Taking the line with "Decode this image" as the start, reproduce every line until the records end, exactly and with nothing added.

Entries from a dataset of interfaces
+--

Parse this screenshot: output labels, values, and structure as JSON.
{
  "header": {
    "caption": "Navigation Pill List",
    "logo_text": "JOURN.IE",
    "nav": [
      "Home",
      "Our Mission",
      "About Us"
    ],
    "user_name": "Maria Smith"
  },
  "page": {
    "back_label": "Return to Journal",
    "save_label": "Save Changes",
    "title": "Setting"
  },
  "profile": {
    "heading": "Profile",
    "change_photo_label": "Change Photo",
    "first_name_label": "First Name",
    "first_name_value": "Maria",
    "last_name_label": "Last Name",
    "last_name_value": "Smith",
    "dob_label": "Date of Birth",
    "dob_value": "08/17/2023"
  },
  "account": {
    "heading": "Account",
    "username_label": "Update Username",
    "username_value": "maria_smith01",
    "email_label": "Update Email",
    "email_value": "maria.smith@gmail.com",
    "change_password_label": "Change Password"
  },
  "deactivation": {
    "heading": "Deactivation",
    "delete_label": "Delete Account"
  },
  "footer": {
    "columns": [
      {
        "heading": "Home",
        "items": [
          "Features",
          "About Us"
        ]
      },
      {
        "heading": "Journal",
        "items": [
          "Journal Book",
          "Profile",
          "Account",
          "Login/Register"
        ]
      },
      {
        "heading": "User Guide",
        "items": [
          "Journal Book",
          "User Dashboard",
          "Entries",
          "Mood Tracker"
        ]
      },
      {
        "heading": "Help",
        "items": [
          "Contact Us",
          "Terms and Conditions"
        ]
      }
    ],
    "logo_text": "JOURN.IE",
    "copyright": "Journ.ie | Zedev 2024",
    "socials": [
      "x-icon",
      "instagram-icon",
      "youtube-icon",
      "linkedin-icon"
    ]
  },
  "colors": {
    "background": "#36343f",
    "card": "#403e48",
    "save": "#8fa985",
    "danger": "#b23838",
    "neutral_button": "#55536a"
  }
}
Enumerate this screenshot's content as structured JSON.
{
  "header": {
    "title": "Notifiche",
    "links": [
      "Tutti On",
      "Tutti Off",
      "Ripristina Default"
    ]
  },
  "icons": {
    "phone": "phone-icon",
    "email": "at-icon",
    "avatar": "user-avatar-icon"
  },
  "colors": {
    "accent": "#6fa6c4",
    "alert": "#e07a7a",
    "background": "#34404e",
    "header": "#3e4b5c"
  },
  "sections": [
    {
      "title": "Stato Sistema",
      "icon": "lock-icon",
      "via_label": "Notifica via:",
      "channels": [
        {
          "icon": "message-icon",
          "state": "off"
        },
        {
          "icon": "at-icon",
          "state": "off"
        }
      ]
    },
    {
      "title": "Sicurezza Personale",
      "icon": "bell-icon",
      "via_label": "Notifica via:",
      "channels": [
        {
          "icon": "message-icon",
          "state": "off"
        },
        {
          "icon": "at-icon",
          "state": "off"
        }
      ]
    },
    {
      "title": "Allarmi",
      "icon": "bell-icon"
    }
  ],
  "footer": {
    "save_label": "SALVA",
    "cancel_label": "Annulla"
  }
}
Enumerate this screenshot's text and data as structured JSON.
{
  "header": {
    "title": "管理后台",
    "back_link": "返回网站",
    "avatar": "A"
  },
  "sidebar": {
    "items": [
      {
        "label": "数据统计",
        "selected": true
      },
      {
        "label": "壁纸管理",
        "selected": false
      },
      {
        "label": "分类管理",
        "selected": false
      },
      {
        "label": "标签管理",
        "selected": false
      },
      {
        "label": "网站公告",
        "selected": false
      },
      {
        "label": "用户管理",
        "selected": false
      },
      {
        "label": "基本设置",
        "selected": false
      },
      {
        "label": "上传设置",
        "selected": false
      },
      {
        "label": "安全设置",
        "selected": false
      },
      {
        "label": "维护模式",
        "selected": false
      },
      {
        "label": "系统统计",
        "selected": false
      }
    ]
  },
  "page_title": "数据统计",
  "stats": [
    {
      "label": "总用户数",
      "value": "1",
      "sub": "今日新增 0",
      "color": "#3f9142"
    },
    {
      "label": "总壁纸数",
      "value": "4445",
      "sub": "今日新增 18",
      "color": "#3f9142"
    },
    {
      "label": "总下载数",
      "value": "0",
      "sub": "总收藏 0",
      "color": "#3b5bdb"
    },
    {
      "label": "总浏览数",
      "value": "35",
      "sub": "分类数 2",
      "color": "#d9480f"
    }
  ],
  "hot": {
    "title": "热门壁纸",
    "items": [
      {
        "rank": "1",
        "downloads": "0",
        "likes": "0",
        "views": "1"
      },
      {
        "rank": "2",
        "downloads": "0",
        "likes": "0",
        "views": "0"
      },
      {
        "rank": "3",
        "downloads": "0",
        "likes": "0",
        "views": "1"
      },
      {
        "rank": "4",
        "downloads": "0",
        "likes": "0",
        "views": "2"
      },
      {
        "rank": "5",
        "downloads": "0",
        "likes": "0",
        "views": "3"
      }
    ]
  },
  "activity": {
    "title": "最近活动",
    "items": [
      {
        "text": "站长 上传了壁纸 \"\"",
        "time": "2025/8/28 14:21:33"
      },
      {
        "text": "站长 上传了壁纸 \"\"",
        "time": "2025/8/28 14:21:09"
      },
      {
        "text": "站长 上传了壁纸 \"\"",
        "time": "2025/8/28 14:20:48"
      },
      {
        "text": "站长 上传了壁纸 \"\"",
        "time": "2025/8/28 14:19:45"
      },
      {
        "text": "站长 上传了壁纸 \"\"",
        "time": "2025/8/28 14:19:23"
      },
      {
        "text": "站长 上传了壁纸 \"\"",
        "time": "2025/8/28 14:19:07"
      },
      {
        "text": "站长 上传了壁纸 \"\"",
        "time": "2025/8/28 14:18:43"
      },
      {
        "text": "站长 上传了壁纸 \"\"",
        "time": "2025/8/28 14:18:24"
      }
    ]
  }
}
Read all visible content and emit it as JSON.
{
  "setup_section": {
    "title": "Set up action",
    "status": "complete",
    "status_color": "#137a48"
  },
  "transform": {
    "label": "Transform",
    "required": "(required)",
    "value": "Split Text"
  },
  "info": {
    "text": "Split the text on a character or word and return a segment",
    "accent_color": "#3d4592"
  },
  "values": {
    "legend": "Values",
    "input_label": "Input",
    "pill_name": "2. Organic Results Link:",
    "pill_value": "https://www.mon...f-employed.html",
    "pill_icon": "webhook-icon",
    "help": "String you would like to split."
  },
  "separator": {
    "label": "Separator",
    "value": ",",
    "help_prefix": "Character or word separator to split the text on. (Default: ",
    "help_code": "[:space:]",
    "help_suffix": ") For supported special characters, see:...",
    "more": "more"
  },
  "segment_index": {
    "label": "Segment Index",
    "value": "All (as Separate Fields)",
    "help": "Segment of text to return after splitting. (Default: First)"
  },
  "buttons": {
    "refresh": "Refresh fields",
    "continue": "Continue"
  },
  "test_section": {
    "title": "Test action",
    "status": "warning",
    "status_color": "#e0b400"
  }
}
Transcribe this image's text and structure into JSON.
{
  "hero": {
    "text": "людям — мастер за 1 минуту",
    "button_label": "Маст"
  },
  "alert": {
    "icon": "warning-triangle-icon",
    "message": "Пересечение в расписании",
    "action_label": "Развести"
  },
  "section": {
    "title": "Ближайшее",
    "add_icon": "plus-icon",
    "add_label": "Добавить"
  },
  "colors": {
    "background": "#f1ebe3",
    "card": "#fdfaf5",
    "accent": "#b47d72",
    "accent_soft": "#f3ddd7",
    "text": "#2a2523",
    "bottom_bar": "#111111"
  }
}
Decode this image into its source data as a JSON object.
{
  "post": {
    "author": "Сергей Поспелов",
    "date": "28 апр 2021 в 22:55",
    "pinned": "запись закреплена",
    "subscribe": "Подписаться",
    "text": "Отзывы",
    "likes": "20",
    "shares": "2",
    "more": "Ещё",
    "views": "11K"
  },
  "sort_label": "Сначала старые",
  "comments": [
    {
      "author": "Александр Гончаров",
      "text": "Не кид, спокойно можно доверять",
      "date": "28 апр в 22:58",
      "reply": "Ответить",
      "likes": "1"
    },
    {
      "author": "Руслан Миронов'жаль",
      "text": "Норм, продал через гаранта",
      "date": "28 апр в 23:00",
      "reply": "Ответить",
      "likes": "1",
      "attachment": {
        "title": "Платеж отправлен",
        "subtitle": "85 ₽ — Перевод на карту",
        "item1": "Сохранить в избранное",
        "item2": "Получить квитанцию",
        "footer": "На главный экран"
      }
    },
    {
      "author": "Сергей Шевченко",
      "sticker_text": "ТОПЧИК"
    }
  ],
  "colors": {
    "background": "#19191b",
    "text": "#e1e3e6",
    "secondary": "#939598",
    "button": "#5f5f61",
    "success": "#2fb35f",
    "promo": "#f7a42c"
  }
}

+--

Response area:
Decode this image into its source data as a JSON object.
{
  "post": {
    "author": "Сергей Поспелов",
    "date": "28 апр 2021 в 22:55",
    "pinned": "запись закреплена",
    "subscribe": "Подписаться",
    "text": "Отзывы",
    "likes": "20",
    "shares": "2",
    "more": "Ещё",
    "views": "11K"
  },
  "sort_label": "Сначала старые",
  "comments": [
    {
      "author": "Александр Гончаров",
      "text": "Не кид, спокойно можно доверять",
      "date": "28 апр в 22:58",
      "reply": "Ответить",
      "likes": "1"
    },
    {
      "author": "Руслан Миронов'жаль",
      "text": "Норм, продал через гаранта",
      "date": "28 апр в 23:00",
      "reply": "Ответить",
      "likes": "1",
      "attachment": {
        "title": "Платеж отправлен",
        "subtitle": "85 ₽ — Перевод на карту",
        "item1": "Сохранить в избранное",
        "item2": "Получить квитанцию",
        "footer": "На главный экран"
      }
    },
    {
      "author": "Сергей Шевченко",
      "sticker_text": "ТОПЧИК"
    }
  ],
  "colors": {
    "background": "#19191b",
    "text": "#e1e3e6",
    "secondary": "#939598",
    "button": "#5f5f61",
    "success": "#2fb35f",
    "promo": "#f7a42c"
  }
}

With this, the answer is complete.